So let's think back when we used to dress like the music stars we so adored? Remember damn near every kid on the block borrowed something from Michael Jackson's wardrobe--the highwater black pants with white socks and penny loafters, or the infamous one glove, and then the most coveted item--that red jacket from either "Beat it" or "Thriller"?
For the Hip Hop heads, remember when the fellas used to rock whatever Run DMC or LL Cool J was sporting. The "fresh" Kangos, suede Adidas sneaks with the fat laces or no laces at all, Can't forget the black leather jackets, gold chains, Gazelles, and sweat suits. RIP Jam Master Jay!
Do the ladies run this m****k! Hell yes! Okay ladies remember when we used to search high and low for big hoop earrings, perfect pair of black biker shorts to show off our thickness, and multiple silver or gold bracelets or just colorful thick ones. I'mma take you back! One third of Shalamar influenced my first hoop earring purchase.
Can't forget the "Round da way girls"! Remember when we used to scare our mothers to death by coming home from the beauty shop with the asymmetric bobs? Then to keep it "fresh" and "fly" we added the door knocker earrings, belt buckles with our names in them, and again those ever popular black biking shorts. At that time, these 3 ladies definitely turned it into a fashion statement.
Speaking of hair, think back to when young boys wanted to rock that Gumby-esque hairstyle Bobby Brown wore in this sexy video. Funny, now everything is about the mohawk!
Front if you want to, but those loose fitting bottoms Bobby Brown rocked in that video were brought to the mainstream by Mc Hammer. But "Hammer pants" as we called them weren't really anything new, just a fashion statement borrowed from traditional African garb.

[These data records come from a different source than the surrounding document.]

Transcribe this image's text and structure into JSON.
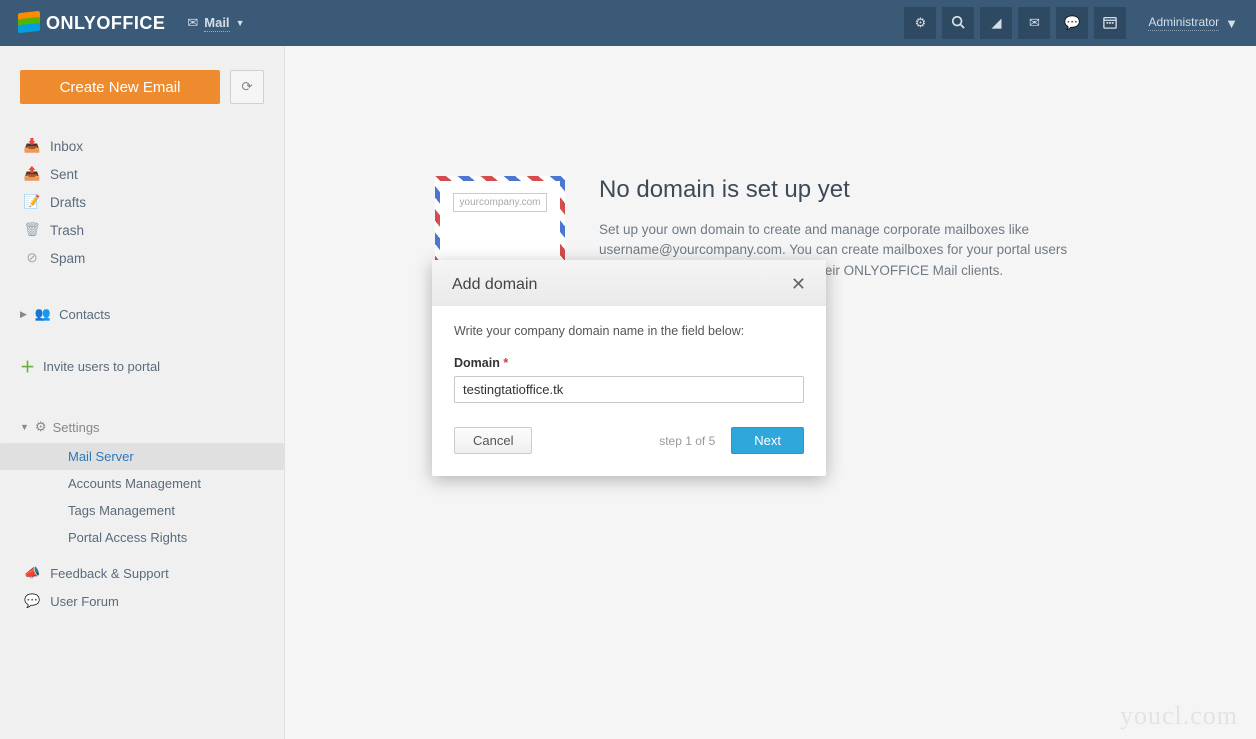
{
  "header": {
    "brand": "ONLYOFFICE",
    "module": "Mail",
    "user": "Administrator"
  },
  "sidebar": {
    "compose": "Create New Email",
    "folders": [
      {
        "label": "Inbox"
      },
      {
        "label": "Sent"
      },
      {
        "label": "Drafts"
      },
      {
        "label": "Trash"
      },
      {
        "label": "Spam"
      }
    ],
    "contacts": "Contacts",
    "invite": "Invite users to portal",
    "settings_label": "Settings",
    "settings_items": [
      {
        "label": "Mail Server",
        "active": true
      },
      {
        "label": "Accounts Management",
        "active": false
      },
      {
        "label": "Tags Management",
        "active": false
      },
      {
        "label": "Portal Access Rights",
        "active": false
      }
    ],
    "feedback": "Feedback & Support",
    "forum": "User Forum"
  },
  "main": {
    "postcard_domain": "yourcompany.com",
    "title": "No domain is set up yet",
    "desc": "Set up your own domain to create and manage corporate mailboxes like username@yourcompany.com. You can create mailboxes for your portal users and they will be able to use them in their ONLYOFFICE Mail clients."
  },
  "modal": {
    "title": "Add domain",
    "instruction": "Write your company domain name in the field below:",
    "field_label": "Domain",
    "domain_value": "testingtatioffice.tk",
    "cancel": "Cancel",
    "step": "step 1 of 5",
    "next": "Next"
  },
  "watermark": "youcl.com"
}
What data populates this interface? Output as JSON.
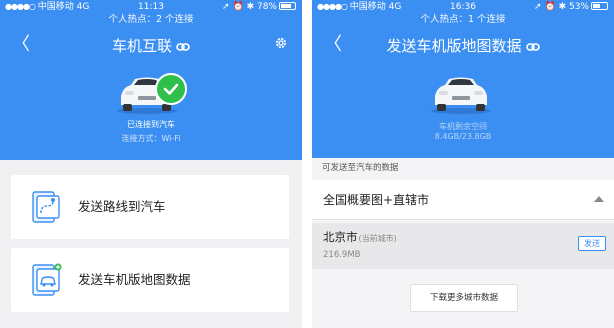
{
  "left": {
    "status": {
      "carrier": "中国移动",
      "network": "4G",
      "time": "11:13",
      "battery": "78%",
      "battery_level": 0.78
    },
    "hotspot": "个人热点：2 个连接",
    "nav": {
      "back": "〈",
      "title": "车机互联"
    },
    "car_status": "已连接到汽车",
    "connection_mode": "连接方式：Wi-Fi",
    "cards": [
      {
        "label": "发送路线到汽车"
      },
      {
        "label": "发送车机版地图数据"
      }
    ]
  },
  "right": {
    "status": {
      "carrier": "中国移动",
      "network": "4G",
      "time": "16:36",
      "battery": "53%",
      "battery_level": 0.53
    },
    "hotspot": "个人热点：1 个连接",
    "nav": {
      "back": "〈",
      "title": "发送车机版地图数据"
    },
    "storage_label": "车机剩余空间",
    "storage_value": "8.4GB/23.8GB",
    "section_label": "可发送至汽车的数据",
    "overview_row": "全国概要图+直辖市",
    "city": {
      "name": "北京市",
      "note": "(当前城市)",
      "size": "216.9MB",
      "send": "发送"
    },
    "more_button": "下载更多城市数据"
  },
  "colors": {
    "header_blue": "#3b8ff2",
    "success_green": "#2fbf4b",
    "page_bg": "#f0f0f2"
  }
}
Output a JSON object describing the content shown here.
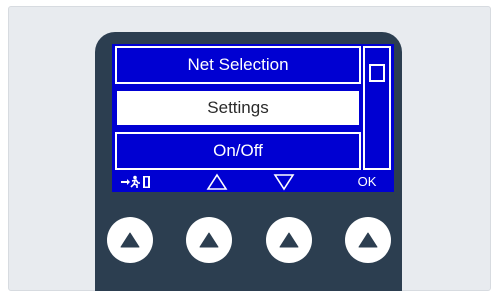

Knee pads! Who would've thought that knee pads would become a fashion statement in a music video? A pretty girl in knee pads meant hard core dancing was about to take place. Mary J. Blige wasn't the first to do it. But I'd be willing to bet this woman helped bring it to the mainstream. So why knee pads? Was it a principle of need or pleasure?
Okay this last entry brings things more current. This woman was born under water with 3 dollars and 6 dimes. Her Afro-centric vibe seemed to make headwraps, ankh rings and funky bracelets more than a mere fashion statement. They seemed to represent a way of thinking.